I would like to encourage those of you who have donated time and support over the years, to continue to do so. And for those of you who have never had the opportunity, perhaps you can offer your time or if you don’t have the time, they always appreciate your support. There are so many ways you can help.

The local county fairs showcase a variety of projects that these youth have worked hard for over the past year. Take the opportunity to go by and visit if you need some inspiration for lending them a hand!

I hope everyone is enjoying their summer! With fewer trips to Jefferson City, I have more time to get out and about the district and visit with you. If you happen to see me at a local fair, rodeo or just walking down the street, please come up and say hello and visit with me.

I am proud to serve on your behalf,

Lant: Revitalizing Noel, Week Of Meetings In Jefferson City

One of the 2011 General Assemblies' top priorities has been signed into law. The Missouri Rx Program has been reauthorized. This plan, first established in 2006, works with Medicare part D to lower out of pocket expenses for seniors and disabled individuals paying for prescription drugs. Currently more than 212,000 Missourians are enrolled in the program. Elderly and disabled Missourians enrolled in MOHealthNet are automatically enrolled in Missouri Rx. For more information on Missouri Rx, contact the Help Desk toll free at 1-800-375-1406.

There were approximately forty people present at the River Ranch Meeting Room on Thursday evening to exchange ideas on revitalization of downtown Noel. There are still a lot of us around that remember Noel as being "The Christmas City". Cards and letters from all over the globe were sent to Noel during the Holidays in order to get their unique postage cancellation. There were a lot of ideas exchanged and the general consensus was that a good cleaning up was the best place to start. Some thought that a contest for the youth to draw pictures with their ideas of what main street should look like would generate a lot of interest. The Mayor presented his idea for a minimal property tax and representatives from Tyson were present and pledged their help for future projects. I've been to a lot of meetings of this type over the years but I've never seen such a large group attend an idea exchange and literally everyone there agree to taking the next step and start organizing. With the "Can Do" attitudes I witnessed last week, we can expect to see some good stuff happening in Noel in the near future.
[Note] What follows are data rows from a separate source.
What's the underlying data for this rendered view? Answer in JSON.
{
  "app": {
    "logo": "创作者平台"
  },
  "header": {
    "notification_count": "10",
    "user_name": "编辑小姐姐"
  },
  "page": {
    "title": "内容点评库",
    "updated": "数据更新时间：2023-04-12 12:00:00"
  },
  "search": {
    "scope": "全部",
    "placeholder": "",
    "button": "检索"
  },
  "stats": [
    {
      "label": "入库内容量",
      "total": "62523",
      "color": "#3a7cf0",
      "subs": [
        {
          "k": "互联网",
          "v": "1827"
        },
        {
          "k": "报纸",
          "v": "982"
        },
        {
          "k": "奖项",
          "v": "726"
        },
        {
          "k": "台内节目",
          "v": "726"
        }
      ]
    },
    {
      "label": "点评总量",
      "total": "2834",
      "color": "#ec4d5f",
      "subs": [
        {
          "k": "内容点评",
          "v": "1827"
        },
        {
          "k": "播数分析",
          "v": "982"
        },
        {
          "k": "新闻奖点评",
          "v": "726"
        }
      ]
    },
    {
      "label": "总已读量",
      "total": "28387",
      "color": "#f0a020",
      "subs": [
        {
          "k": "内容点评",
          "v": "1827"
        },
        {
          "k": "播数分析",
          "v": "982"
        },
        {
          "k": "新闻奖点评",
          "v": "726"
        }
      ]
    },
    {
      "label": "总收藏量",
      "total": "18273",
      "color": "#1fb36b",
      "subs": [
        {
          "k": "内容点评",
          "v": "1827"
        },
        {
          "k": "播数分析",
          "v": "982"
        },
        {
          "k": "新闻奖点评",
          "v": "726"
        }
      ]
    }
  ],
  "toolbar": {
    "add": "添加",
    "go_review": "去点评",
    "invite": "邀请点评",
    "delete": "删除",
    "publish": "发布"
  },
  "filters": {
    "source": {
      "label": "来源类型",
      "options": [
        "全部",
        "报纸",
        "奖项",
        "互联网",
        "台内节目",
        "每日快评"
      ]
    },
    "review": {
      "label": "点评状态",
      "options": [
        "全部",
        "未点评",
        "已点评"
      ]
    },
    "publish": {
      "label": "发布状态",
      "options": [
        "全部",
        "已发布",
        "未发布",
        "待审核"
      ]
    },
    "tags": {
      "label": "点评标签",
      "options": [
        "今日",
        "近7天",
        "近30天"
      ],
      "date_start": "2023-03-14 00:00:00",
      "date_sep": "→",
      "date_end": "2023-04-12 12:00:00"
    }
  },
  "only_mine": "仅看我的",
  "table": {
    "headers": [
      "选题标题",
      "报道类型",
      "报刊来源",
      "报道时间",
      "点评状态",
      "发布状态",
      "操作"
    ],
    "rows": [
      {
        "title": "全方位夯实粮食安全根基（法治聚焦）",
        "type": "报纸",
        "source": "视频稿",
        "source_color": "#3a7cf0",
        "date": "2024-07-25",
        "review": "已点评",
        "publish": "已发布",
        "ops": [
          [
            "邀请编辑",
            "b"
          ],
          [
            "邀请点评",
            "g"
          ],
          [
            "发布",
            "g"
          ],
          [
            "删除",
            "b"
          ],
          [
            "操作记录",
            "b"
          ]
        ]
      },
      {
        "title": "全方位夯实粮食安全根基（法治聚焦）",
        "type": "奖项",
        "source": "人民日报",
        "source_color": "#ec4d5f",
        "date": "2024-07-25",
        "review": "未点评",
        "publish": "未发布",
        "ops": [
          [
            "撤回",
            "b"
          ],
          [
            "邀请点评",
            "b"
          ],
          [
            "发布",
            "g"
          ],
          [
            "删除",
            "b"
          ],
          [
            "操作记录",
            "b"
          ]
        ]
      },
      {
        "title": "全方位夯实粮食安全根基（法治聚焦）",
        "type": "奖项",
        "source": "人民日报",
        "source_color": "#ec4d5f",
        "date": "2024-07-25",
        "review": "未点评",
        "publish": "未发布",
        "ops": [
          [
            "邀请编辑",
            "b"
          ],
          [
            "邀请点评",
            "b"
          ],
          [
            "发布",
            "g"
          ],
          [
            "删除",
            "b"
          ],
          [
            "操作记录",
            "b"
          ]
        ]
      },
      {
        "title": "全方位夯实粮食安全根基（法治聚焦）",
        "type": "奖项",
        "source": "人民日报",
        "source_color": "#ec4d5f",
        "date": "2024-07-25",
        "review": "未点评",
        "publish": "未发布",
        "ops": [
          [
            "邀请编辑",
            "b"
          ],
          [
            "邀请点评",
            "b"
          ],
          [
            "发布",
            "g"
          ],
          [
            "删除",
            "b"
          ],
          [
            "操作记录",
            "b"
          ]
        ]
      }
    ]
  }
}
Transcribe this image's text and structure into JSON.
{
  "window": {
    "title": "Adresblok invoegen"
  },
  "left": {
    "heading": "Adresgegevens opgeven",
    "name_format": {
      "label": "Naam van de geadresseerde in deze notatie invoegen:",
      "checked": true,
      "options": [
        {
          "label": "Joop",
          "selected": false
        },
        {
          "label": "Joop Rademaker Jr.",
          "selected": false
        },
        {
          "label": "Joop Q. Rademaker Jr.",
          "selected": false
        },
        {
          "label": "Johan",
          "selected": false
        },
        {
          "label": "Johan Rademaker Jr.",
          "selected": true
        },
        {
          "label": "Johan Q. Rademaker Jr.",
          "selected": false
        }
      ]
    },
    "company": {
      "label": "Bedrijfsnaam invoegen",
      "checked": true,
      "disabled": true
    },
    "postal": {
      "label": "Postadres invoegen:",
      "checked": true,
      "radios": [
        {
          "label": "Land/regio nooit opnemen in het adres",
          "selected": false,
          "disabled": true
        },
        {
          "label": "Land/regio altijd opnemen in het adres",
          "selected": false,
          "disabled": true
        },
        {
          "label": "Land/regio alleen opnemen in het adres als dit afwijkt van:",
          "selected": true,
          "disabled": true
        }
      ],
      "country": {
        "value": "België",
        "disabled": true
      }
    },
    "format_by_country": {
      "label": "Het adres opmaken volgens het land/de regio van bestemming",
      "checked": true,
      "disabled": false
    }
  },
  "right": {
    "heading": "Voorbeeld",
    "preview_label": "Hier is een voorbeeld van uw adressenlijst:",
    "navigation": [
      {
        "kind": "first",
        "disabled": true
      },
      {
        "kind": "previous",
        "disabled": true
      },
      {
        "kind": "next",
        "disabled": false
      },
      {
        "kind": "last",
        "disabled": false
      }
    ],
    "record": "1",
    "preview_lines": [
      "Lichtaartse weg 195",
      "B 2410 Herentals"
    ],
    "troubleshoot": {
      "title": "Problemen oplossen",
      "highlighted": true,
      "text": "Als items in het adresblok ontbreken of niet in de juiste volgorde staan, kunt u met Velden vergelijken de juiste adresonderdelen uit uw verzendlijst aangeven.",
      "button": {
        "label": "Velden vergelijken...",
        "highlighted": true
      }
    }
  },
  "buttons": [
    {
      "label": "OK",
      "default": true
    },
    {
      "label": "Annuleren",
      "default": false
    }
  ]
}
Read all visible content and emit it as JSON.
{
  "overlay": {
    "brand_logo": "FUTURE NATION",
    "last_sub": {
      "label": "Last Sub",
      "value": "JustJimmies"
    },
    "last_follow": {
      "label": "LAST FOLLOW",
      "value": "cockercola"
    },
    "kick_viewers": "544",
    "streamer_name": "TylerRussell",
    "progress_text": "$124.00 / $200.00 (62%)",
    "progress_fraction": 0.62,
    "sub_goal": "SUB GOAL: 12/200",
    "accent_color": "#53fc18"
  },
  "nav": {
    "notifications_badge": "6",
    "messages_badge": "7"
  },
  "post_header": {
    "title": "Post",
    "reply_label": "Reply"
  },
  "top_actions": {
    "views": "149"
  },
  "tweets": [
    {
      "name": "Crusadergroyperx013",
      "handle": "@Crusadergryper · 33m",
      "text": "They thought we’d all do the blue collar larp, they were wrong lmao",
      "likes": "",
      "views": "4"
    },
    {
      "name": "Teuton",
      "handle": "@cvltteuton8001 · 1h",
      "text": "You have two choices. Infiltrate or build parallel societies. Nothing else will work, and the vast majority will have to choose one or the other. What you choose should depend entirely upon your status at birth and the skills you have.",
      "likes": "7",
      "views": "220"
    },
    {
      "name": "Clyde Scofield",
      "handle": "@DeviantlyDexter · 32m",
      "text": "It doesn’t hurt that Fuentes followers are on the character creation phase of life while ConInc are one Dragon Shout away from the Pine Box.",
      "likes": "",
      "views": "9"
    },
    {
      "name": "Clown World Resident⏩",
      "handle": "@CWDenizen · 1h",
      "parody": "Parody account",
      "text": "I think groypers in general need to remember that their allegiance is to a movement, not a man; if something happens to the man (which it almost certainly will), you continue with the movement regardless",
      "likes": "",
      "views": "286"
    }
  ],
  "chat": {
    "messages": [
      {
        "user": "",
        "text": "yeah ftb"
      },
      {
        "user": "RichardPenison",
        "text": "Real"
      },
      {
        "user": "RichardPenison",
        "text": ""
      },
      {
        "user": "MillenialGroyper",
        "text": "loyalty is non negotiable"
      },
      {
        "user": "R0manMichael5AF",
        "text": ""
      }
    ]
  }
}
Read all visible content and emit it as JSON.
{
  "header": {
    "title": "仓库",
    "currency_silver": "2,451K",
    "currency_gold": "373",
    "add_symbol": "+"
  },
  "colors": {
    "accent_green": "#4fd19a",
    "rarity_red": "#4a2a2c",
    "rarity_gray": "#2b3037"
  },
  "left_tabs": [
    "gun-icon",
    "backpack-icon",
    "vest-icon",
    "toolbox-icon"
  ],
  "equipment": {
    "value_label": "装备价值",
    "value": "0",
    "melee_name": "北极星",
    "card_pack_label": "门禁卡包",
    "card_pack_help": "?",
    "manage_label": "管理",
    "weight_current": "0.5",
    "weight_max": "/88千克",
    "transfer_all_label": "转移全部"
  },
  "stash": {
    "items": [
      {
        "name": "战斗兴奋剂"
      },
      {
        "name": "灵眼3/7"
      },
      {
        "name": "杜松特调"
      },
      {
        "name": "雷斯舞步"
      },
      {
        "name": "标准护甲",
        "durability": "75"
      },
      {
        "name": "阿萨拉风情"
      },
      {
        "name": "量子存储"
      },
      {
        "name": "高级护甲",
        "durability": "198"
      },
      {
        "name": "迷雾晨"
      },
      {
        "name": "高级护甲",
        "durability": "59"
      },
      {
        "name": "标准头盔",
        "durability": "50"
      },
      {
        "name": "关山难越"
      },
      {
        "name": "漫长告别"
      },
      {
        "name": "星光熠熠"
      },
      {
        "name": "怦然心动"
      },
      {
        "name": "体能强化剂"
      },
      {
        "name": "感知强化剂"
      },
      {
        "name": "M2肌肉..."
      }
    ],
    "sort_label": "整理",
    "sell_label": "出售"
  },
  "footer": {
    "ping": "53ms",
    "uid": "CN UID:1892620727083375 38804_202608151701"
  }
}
One thing that is hard to ignore is the growing popularity of recreation in McDonald County. It seems to me that a lot of good fun places are being rediscovered. When I first moved to this part of the world back in 1964, one of the first places I visited was Shadow Lake. When Jane and I were first married in 1969, we spent many summer weekends camping in Pineville, Lanagan, or Noel. (We were camping the night the train blew up). I have been trying to visit all the camping and recreation areas and I sure see a lot of folks enjoying the recreation facilities right here at home! Maybe with higher fuel prices we are finding out that we don't have to spend big bucks for motels and theme park tickets when all the good clean family fun we want is right here! Of course, with increased traffic and large numbers of campers, we all have to be more careful. The Commissioners and Mayors have mentioned that there are times that our emergency services are a bit strained. A safety awareness program might be a good service project for one of the Church Youth Groups.

I am amazed at the pace of the clean up in Joplin. If you are not up there for a few days, then drive through the most damaged areas, it's hard to believe how much debris they have removed. Some areas appear ready for new construction already. Many of the damaged shopping areas on Rangeline are soon to be reopened. I think our biggest challenge is providing enough temporary housing. If you know of rentals in your area, please let one of the agencies know about it.

I'm going to be in Jefferson City for a few days this week for more interim training meetings. I'll give a full accounting next week! Until then, I am and remain, in your service